San Antonio Spurs legend Emanuel “Manu” Ginobili made it known this week that he will be retiring as a San Antonio Spur after 16 years in the NBA and over 20 in professional basketball at large.
Ginobili’s retirement officially closes an era for the Spurs, one of the greatest extended runs in NBA history.
Along with the recent departure of Tony Parker as a free agent and Kawhi Leonard by trade, following future first ballot Hall of Famer Tim Duncan’s retirement in 2016, means that the longtime San Antonio coach Gregg Popovich has outlasted all of the key members of the Spurs’ last championship team in 2014. Duncan’s reign, of course, dates back to 1997 and the first of San Antonio’s five championship runs in 1999.
When Spurs training camp opens for the coming season, it will be the first in Popovich’s 22 full seasons running the team without Ginobili, Parker or Duncan present.
As for the Argentinian wizard, he finished his career at the highest level with career totals of 14,043 points, 1,392 steals, 4,001 assists and 3,697 rebounds and countless highlights.
Manu let the world know via Twitter.
Manu helped change the game in a variety of ways upon his entrance into the league as the 57th overall pick in the second round of the 1999 draft, pioneering a new athleticism that could be attributed to foreign-born players in the NBA and showing that athletes from nations as previously slept on as Argentina could play basketball on its biggest stage. Ginobili was a 4-time champion for his NBA home (2003, 2004, 2007 and 2014) as well as a gold medal winner (2004) and bronze medal winner (2008) for Argentina in the Olympics.

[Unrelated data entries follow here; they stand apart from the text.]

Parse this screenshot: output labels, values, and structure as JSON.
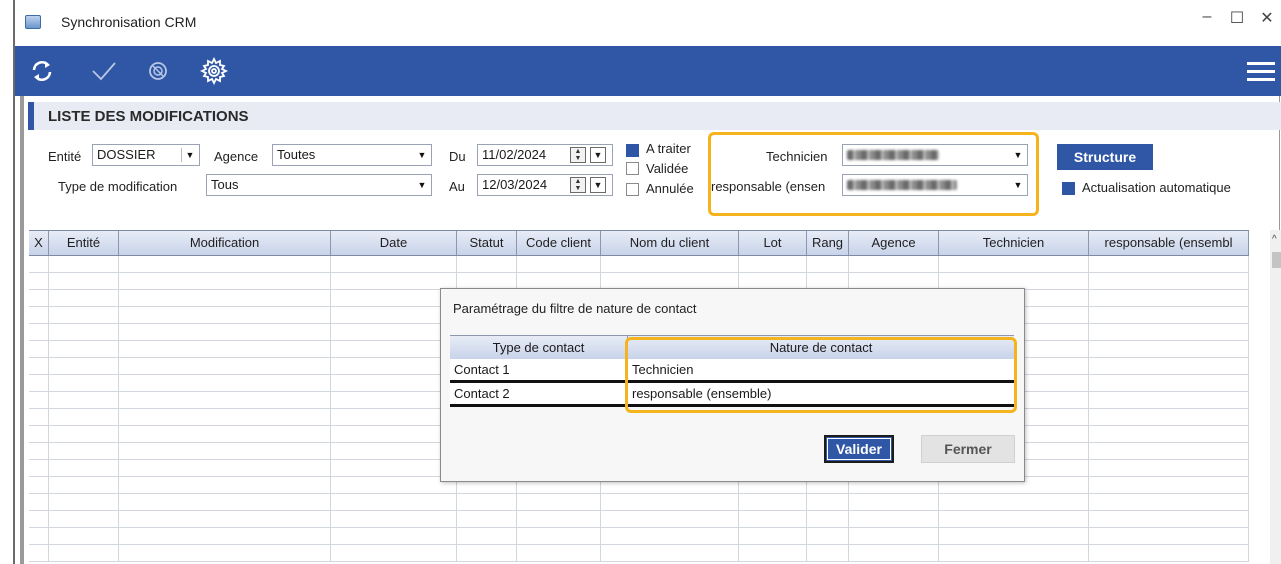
{
  "window": {
    "title": "Synchronisation CRM",
    "controls": {
      "minimize": "–",
      "maximize": "☐",
      "close": "✕"
    }
  },
  "toolbar": {
    "icons": [
      "refresh-icon",
      "check-icon",
      "cancel-icon",
      "settings-icon",
      "menu-icon"
    ],
    "accent_color": "#3057a5"
  },
  "section": {
    "title": "LISTE DES MODIFICATIONS"
  },
  "filters": {
    "entite_label": "Entité",
    "entite_value": "DOSSIER",
    "agence_label": "Agence",
    "agence_value": "Toutes",
    "type_modif_label": "Type de modification",
    "type_modif_value": "Tous",
    "du_label": "Du",
    "du_value": "11/02/2024",
    "au_label": "Au",
    "au_value": "12/03/2024",
    "status_a_traiter": "A traiter",
    "status_validee": "Validée",
    "status_annulee": "Annulée",
    "technicien_label": "Technicien",
    "responsable_label": "responsable (ensen",
    "structure_button": "Structure",
    "auto_refresh_label": "Actualisation automatique"
  },
  "grid": {
    "columns": [
      "X",
      "Entité",
      "Modification",
      "Date",
      "Statut",
      "Code client",
      "Nom du client",
      "Lot",
      "Rang",
      "Agence",
      "Technicien",
      "responsable (ensembl"
    ]
  },
  "dialog": {
    "title": "Paramétrage du filtre de nature de contact",
    "col_type": "Type de contact",
    "col_nature": "Nature de contact",
    "rows": [
      {
        "type": "Contact 1",
        "nature": "Technicien"
      },
      {
        "type": "Contact 2",
        "nature": "responsable (ensemble)"
      }
    ],
    "valider_button": "Valider",
    "fermer_button": "Fermer"
  },
  "highlight_color": "#f5b41e"
}
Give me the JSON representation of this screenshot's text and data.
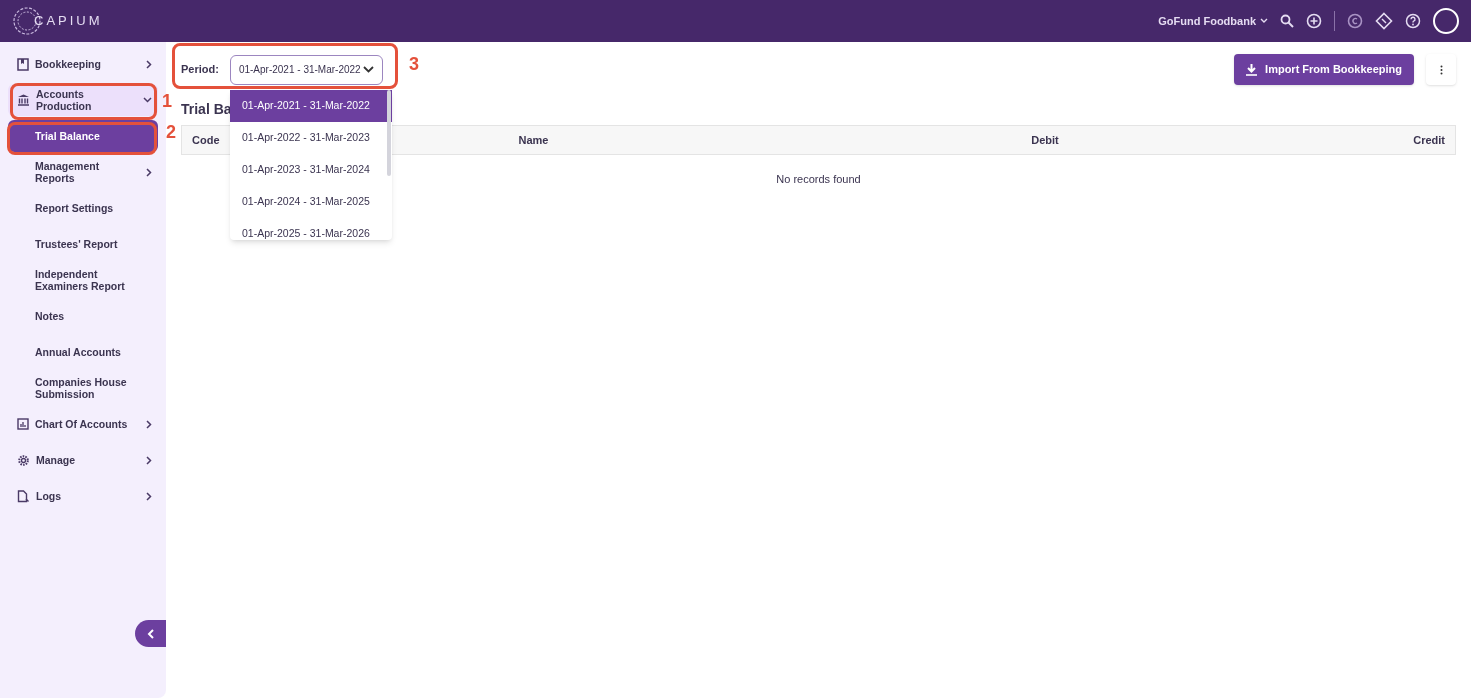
{
  "header": {
    "logo": "CAPIUM",
    "organisation": "GoFund Foodbank"
  },
  "sidebar": {
    "items": [
      {
        "label": "Bookkeeping",
        "kind": "group",
        "expanded": false,
        "selected": false
      },
      {
        "label": "Accounts Production",
        "kind": "group",
        "expanded": true,
        "selected": false,
        "children": [
          {
            "label": "Trial Balance",
            "kind": "link",
            "selected": true
          },
          {
            "label": "Management Reports",
            "kind": "group",
            "selected": false
          },
          {
            "label": "Report Settings",
            "kind": "link",
            "selected": false
          },
          {
            "label": "Trustees' Report",
            "kind": "link",
            "selected": false
          },
          {
            "label": "Independent Examiners Report",
            "kind": "link",
            "selected": false
          },
          {
            "label": "Notes",
            "kind": "link",
            "selected": false
          },
          {
            "label": "Annual Accounts",
            "kind": "link",
            "selected": false
          },
          {
            "label": "Companies House Submission",
            "kind": "link",
            "selected": false
          }
        ]
      },
      {
        "label": "Chart Of Accounts",
        "kind": "group",
        "expanded": false,
        "selected": false
      },
      {
        "label": "Manage",
        "kind": "group",
        "expanded": false,
        "selected": false
      },
      {
        "label": "Logs",
        "kind": "group",
        "expanded": false,
        "selected": false
      }
    ]
  },
  "period": {
    "label": "Period:",
    "value": "01-Apr-2021 - 31-Mar-2022",
    "options": [
      {
        "label": "01-Apr-2021 - 31-Mar-2022",
        "selected": true
      },
      {
        "label": "01-Apr-2022 - 31-Mar-2023",
        "selected": false
      },
      {
        "label": "01-Apr-2023 - 31-Mar-2024",
        "selected": false
      },
      {
        "label": "01-Apr-2024 - 31-Mar-2025",
        "selected": false
      },
      {
        "label": "01-Apr-2025 - 31-Mar-2026",
        "selected": false
      }
    ]
  },
  "import_button": "Import From Bookkeeping",
  "page_title": "Trial Ba",
  "table": {
    "columns": [
      "Code",
      "Name",
      "Debit",
      "Credit"
    ],
    "empty_message": "No records found"
  },
  "annotations": [
    "1",
    "2",
    "3"
  ]
}
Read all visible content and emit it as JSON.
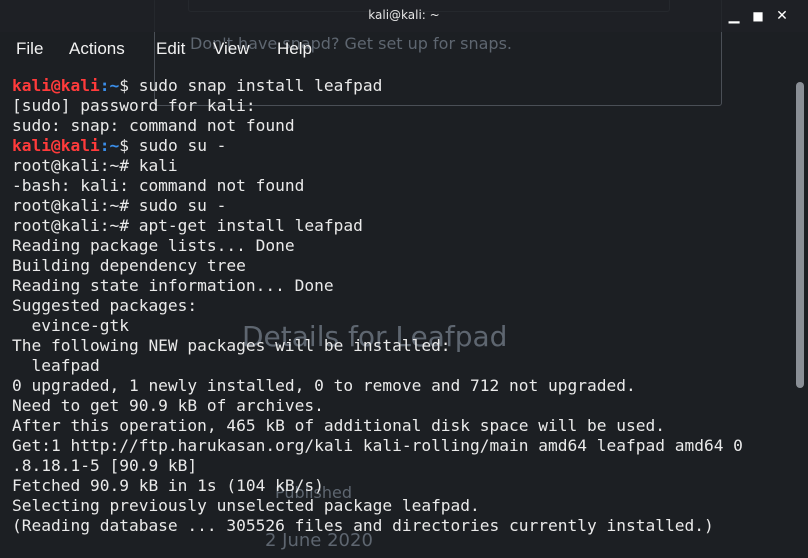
{
  "window": {
    "title": "kali@kali: ~"
  },
  "controls": {
    "minimize": "▁",
    "maximize": "■",
    "close": "✕"
  },
  "menu": [
    "File",
    "Actions",
    "Edit",
    "View",
    "Help"
  ],
  "background_ghost": {
    "snap_hint": "Don't have snapd? Get set up for snaps.",
    "details_heading": "Details for Leafpad",
    "published_label": "Published",
    "date": "2 June 2020"
  },
  "terminal": {
    "lines": [
      {
        "type": "prompt",
        "user": "kali@kali",
        "path": ":~",
        "sym": "$ ",
        "cmd": "sudo snap install leafpad"
      },
      {
        "type": "text",
        "text": "[sudo] password for kali:"
      },
      {
        "type": "text",
        "text": "sudo: snap: command not found"
      },
      {
        "type": "prompt",
        "user": "kali@kali",
        "path": ":~",
        "sym": "$ ",
        "cmd": "sudo su -"
      },
      {
        "type": "text",
        "text": "root@kali:~# kali"
      },
      {
        "type": "text",
        "text": "-bash: kali: command not found"
      },
      {
        "type": "text",
        "text": "root@kali:~# sudo su -"
      },
      {
        "type": "text",
        "text": "root@kali:~# apt-get install leafpad"
      },
      {
        "type": "text",
        "text": "Reading package lists... Done"
      },
      {
        "type": "text",
        "text": "Building dependency tree"
      },
      {
        "type": "text",
        "text": "Reading state information... Done"
      },
      {
        "type": "text",
        "text": "Suggested packages:"
      },
      {
        "type": "text",
        "text": "  evince-gtk"
      },
      {
        "type": "text",
        "text": "The following NEW packages will be installed:"
      },
      {
        "type": "text",
        "text": "  leafpad"
      },
      {
        "type": "text",
        "text": "0 upgraded, 1 newly installed, 0 to remove and 712 not upgraded."
      },
      {
        "type": "text",
        "text": "Need to get 90.9 kB of archives."
      },
      {
        "type": "text",
        "text": "After this operation, 465 kB of additional disk space will be used."
      },
      {
        "type": "text",
        "text": "Get:1 http://ftp.harukasan.org/kali kali-rolling/main amd64 leafpad amd64 0"
      },
      {
        "type": "text",
        "text": ".8.18.1-5 [90.9 kB]"
      },
      {
        "type": "text",
        "text": "Fetched 90.9 kB in 1s (104 kB/s)"
      },
      {
        "type": "text",
        "text": "Selecting previously unselected package leafpad."
      },
      {
        "type": "text",
        "text": "(Reading database ... 305526 files and directories currently installed.)"
      }
    ]
  },
  "colors": {
    "prompt_user": "#ff3b3b",
    "prompt_path": "#3b8eea",
    "text": "#eaeaea",
    "background": "#1c1f23"
  }
}
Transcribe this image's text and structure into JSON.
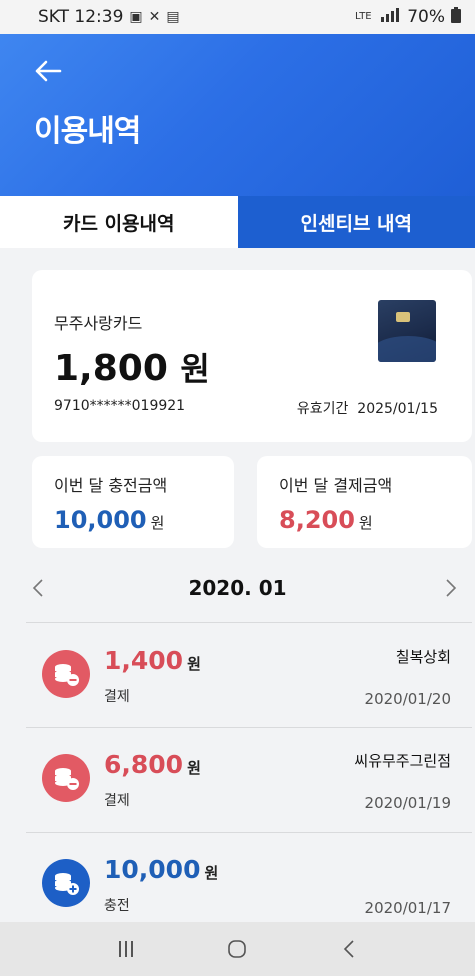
{
  "status_bar": {
    "carrier_time": "SKT 12:39",
    "battery": "70%"
  },
  "header": {
    "title": "이용내역",
    "back_icon": "arrow-left-icon"
  },
  "tabs": [
    {
      "label": "카드 이용내역",
      "active": true
    },
    {
      "label": "인센티브 내역",
      "active": false
    }
  ],
  "card": {
    "name": "무주사랑카드",
    "balance": "1,800",
    "balance_unit": "원",
    "number": "9710******019921",
    "expiry_label": "유효기간",
    "expiry_date": "2025/01/15"
  },
  "summary": {
    "charge_label": "이번 달 충전금액",
    "charge_value": "10,000",
    "pay_label": "이번 달 결제금액",
    "pay_value": "8,200",
    "unit": "원"
  },
  "month_nav": {
    "label": "2020. 01",
    "prev_icon": "chevron-left-icon",
    "next_icon": "chevron-right-icon"
  },
  "transactions": [
    {
      "amount": "1,400",
      "unit": "원",
      "type": "결제",
      "merchant": "칠복상회",
      "date": "2020/01/20",
      "kind": "pay"
    },
    {
      "amount": "6,800",
      "unit": "원",
      "type": "결제",
      "merchant": "씨유무주그린점",
      "date": "2020/01/19",
      "kind": "pay"
    },
    {
      "amount": "10,000",
      "unit": "원",
      "type": "충전",
      "merchant": "",
      "date": "2020/01/17",
      "kind": "charge"
    }
  ],
  "colors": {
    "header_blue": "#2c6fe6",
    "tab_blue": "#1d5fd0",
    "pay_red": "#d84d58",
    "charge_blue": "#1f5fb6"
  }
}
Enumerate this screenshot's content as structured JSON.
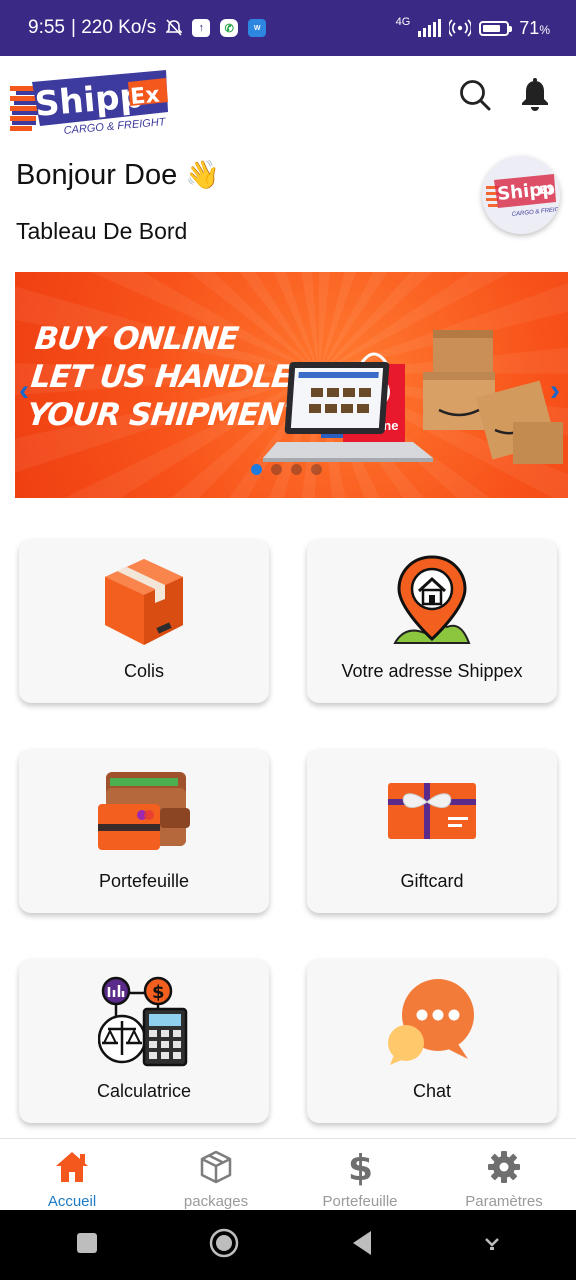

Among the awards Ginobili earned in America were his All-Rookie Second Team placement in 2003, Sixth Man of the Year in 2008 and All-NBA Third Team recognition both in 2008 and 2011.
We also certainly cannot his contributions to bringing the Euro step to the league –which is arguably now the most pervasive transition move in basketball — and the bravery Ginobili took in stopping a bat from terrorizing a game in the AT&T Center with just one mighty swing.
However, the most important attribute that made Manu standout was his unselfishness and how that trait made him fit so perfectly in one of the most selfless winning teams ever.
Ginobili averaged over 15 points a game in seven of the 16 years he played in the league, and averaged double-figured scoring in 13 of those 16 years, along with his muted scoring (over 13 a game) he provided around 4 rebounds and assists per game on 53 percent field goal efficiency, 47% shooting, 37% from the 3-point line and 83% from the free-throw line.
Ginobili had the talent of a starter yet he played in every role possible for his team to continue a tradition of winning and played a significant role in creating a legendary legacy, his path to success is a path that we all must follow to be a part of something bigger than us, the winning team and to embrace having a winning life.
Manu, thank you so much for your contributions to the league. I can’t wait to listen to your inductee speech in Springfield as a first ballot Hall of Famer.
Joshua M. Hicks is a Chicago-based sports writer and broadcaster, follow him on Twitter @jhicks042; Follow We Are Regal Radio on Twitter @regalradio1 and on Facebook under We Are Regal Radio